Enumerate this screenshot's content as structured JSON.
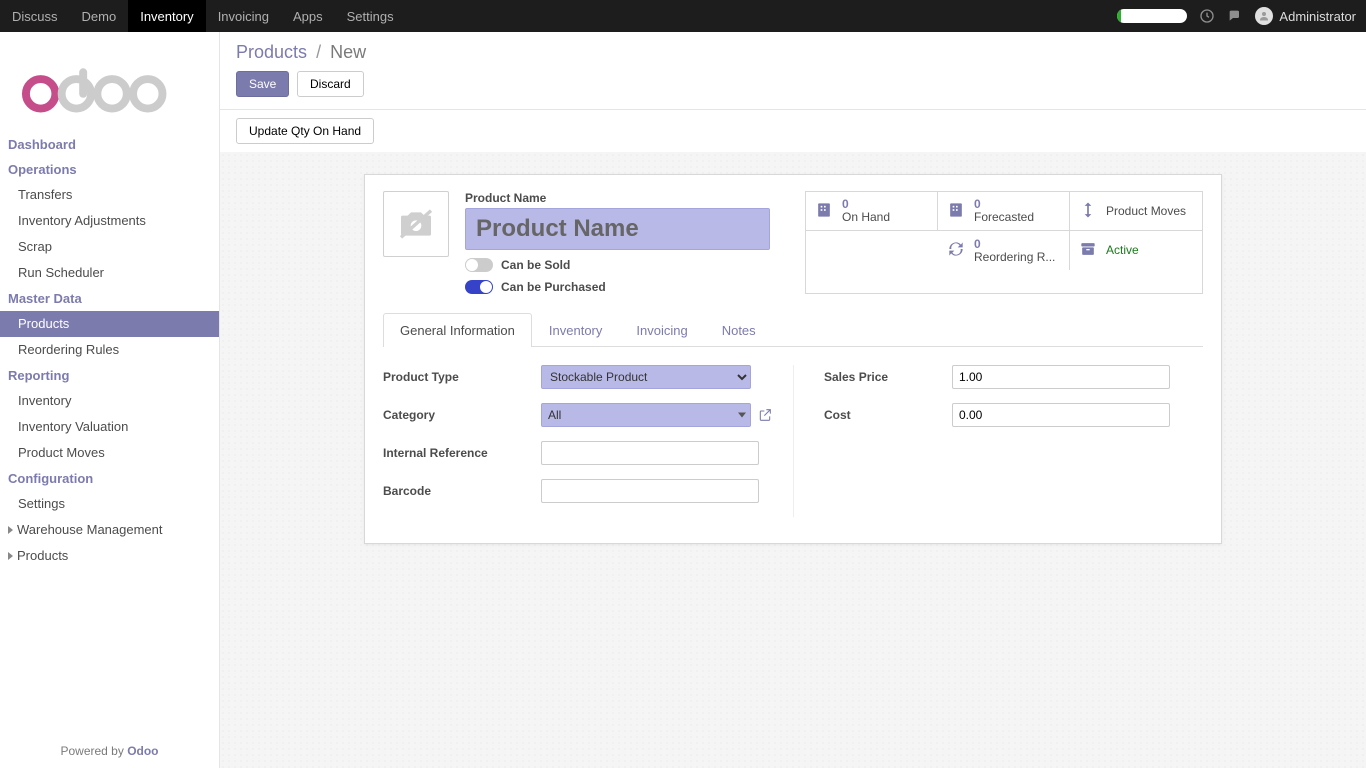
{
  "nav": {
    "items": [
      "Discuss",
      "Demo",
      "Inventory",
      "Invoicing",
      "Apps",
      "Settings"
    ],
    "active_index": 2,
    "user": "Administrator"
  },
  "sidebar": {
    "sections": [
      {
        "title": "Dashboard",
        "links": []
      },
      {
        "title": "Operations",
        "links": [
          {
            "label": "Transfers"
          },
          {
            "label": "Inventory Adjustments"
          },
          {
            "label": "Scrap"
          },
          {
            "label": "Run Scheduler"
          }
        ]
      },
      {
        "title": "Master Data",
        "links": [
          {
            "label": "Products",
            "active": true
          },
          {
            "label": "Reordering Rules"
          }
        ]
      },
      {
        "title": "Reporting",
        "links": [
          {
            "label": "Inventory"
          },
          {
            "label": "Inventory Valuation"
          },
          {
            "label": "Product Moves"
          }
        ]
      },
      {
        "title": "Configuration",
        "links": [
          {
            "label": "Settings"
          }
        ],
        "expanders": [
          {
            "label": "Warehouse Management"
          },
          {
            "label": "Products"
          }
        ]
      }
    ],
    "powered": {
      "prefix": "Powered by ",
      "brand": "Odoo"
    }
  },
  "breadcrumb": {
    "root": "Products",
    "current": "New"
  },
  "buttons": {
    "save": "Save",
    "discard": "Discard",
    "update_qty": "Update Qty On Hand"
  },
  "form": {
    "name_label": "Product Name",
    "name_placeholder": "Product Name",
    "can_be_sold": {
      "label": "Can be Sold",
      "on": false
    },
    "can_be_purchased": {
      "label": "Can be Purchased",
      "on": true
    }
  },
  "stats": {
    "on_hand": {
      "num": "0",
      "label": "On Hand"
    },
    "forecasted": {
      "num": "0",
      "label": "Forecasted"
    },
    "moves": {
      "label": "Product Moves"
    },
    "reorder": {
      "num": "0",
      "label": "Reordering R..."
    },
    "active": {
      "label": "Active"
    }
  },
  "tabs": [
    "General Information",
    "Inventory",
    "Invoicing",
    "Notes"
  ],
  "tab_active_index": 0,
  "fields": {
    "product_type": {
      "label": "Product Type",
      "value": "Stockable Product"
    },
    "category": {
      "label": "Category",
      "value": "All"
    },
    "internal_ref": {
      "label": "Internal Reference",
      "value": ""
    },
    "barcode": {
      "label": "Barcode",
      "value": ""
    },
    "sales_price": {
      "label": "Sales Price",
      "value": "1.00"
    },
    "cost": {
      "label": "Cost",
      "value": "0.00"
    }
  }
}
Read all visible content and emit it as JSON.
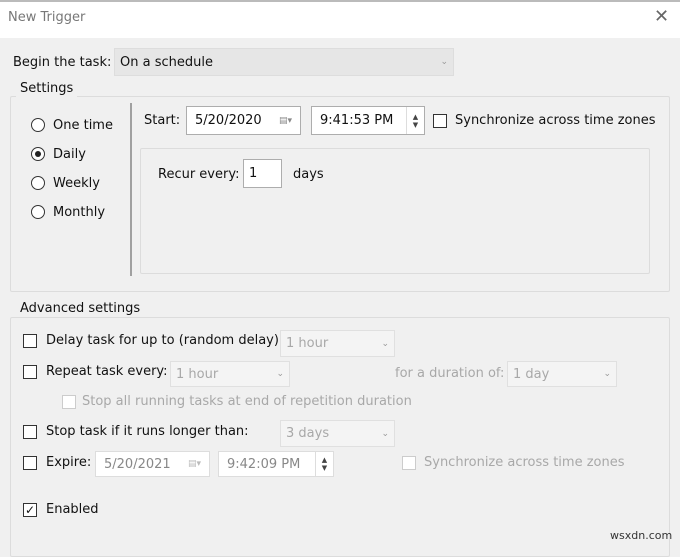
{
  "window": {
    "title": "New Trigger",
    "close_icon": "close-icon"
  },
  "begin": {
    "label": "Begin the task:",
    "value": "On a schedule"
  },
  "settings": {
    "label": "Settings",
    "options": [
      {
        "label": "One time",
        "selected": false
      },
      {
        "label": "Daily",
        "selected": true
      },
      {
        "label": "Weekly",
        "selected": false
      },
      {
        "label": "Monthly",
        "selected": false
      }
    ],
    "start_label": "Start:",
    "start_date": "5/20/2020",
    "start_time": "9:41:53 PM",
    "sync_label": "Synchronize across time zones",
    "sync_checked": false,
    "recur_label": "Recur every:",
    "recur_value": "1",
    "recur_unit": "days"
  },
  "advanced": {
    "label": "Advanced settings",
    "delay_label": "Delay task for up to (random delay):",
    "delay_value": "1 hour",
    "repeat_label": "Repeat task every:",
    "repeat_value": "1 hour",
    "duration_label": "for a duration of:",
    "duration_value": "1 day",
    "stop_all_label": "Stop all running tasks at end of repetition duration",
    "stop_label": "Stop task if it runs longer than:",
    "stop_value": "3 days",
    "expire_label": "Expire:",
    "expire_date": "5/20/2021",
    "expire_time": "9:42:09 PM",
    "expire_sync_label": "Synchronize across time zones",
    "enabled_label": "Enabled",
    "enabled_checked": true
  },
  "watermark": "wsxdn.com"
}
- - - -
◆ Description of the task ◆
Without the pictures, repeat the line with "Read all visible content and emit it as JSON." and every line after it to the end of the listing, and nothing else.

◆ Your response ◆
Read all visible content and emit it as JSON.
{
  "window": {
    "title": "New Trigger",
    "close_icon": "close-icon"
  },
  "begin": {
    "label": "Begin the task:",
    "value": "On a schedule"
  },
  "settings": {
    "label": "Settings",
    "options": [
      {
        "label": "One time",
        "selected": false
      },
      {
        "label": "Daily",
        "selected": true
      },
      {
        "label": "Weekly",
        "selected": false
      },
      {
        "label": "Monthly",
        "selected": false
      }
    ],
    "start_label": "Start:",
    "start_date": "5/20/2020",
    "start_time": "9:41:53 PM",
    "sync_label": "Synchronize across time zones",
    "sync_checked": false,
    "recur_label": "Recur every:",
    "recur_value": "1",
    "recur_unit": "days"
  },
  "advanced": {
    "label": "Advanced settings",
    "delay_label": "Delay task for up to (random delay):",
    "delay_value": "1 hour",
    "repeat_label": "Repeat task every:",
    "repeat_value": "1 hour",
    "duration_label": "for a duration of:",
    "duration_value": "1 day",
    "stop_all_label": "Stop all running tasks at end of repetition duration",
    "stop_label": "Stop task if it runs longer than:",
    "stop_value": "3 days",
    "expire_label": "Expire:",
    "expire_date": "5/20/2021",
    "expire_time": "9:42:09 PM",
    "expire_sync_label": "Synchronize across time zones",
    "enabled_label": "Enabled",
    "enabled_checked": true
  },
  "watermark": "wsxdn.com"
}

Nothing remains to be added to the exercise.